* _EXERCISE AIM_
Whenever the word "label" appears in a line of the data below, copy that line.
┄┄┄┄┄┄┄┄┄┄┄┄┄┄┄┄┄┄┄┄
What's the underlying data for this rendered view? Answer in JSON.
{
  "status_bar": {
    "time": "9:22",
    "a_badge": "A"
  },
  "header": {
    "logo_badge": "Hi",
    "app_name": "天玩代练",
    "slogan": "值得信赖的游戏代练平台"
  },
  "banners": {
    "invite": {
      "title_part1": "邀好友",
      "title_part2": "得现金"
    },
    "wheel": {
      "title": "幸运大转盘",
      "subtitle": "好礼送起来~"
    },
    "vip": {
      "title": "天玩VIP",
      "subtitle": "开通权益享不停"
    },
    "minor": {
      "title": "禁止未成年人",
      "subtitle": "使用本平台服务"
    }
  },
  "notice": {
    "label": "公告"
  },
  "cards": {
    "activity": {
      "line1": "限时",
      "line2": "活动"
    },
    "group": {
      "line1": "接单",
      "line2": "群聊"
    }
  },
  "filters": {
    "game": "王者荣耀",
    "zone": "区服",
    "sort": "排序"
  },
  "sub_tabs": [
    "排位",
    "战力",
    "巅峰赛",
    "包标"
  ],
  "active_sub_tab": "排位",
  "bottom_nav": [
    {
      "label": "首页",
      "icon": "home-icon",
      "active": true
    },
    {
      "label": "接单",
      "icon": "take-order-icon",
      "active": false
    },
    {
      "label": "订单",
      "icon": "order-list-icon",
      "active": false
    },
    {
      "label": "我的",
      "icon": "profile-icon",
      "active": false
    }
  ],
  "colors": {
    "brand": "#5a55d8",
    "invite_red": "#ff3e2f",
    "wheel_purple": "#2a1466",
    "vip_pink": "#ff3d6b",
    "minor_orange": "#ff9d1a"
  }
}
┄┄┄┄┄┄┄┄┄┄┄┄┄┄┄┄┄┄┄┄
* _OUTPUT OF THE EXERCISE_
    "label": "公告"
      "label": "首页",
      "label": "接单",
      "label": "订单",
      "label": "我的",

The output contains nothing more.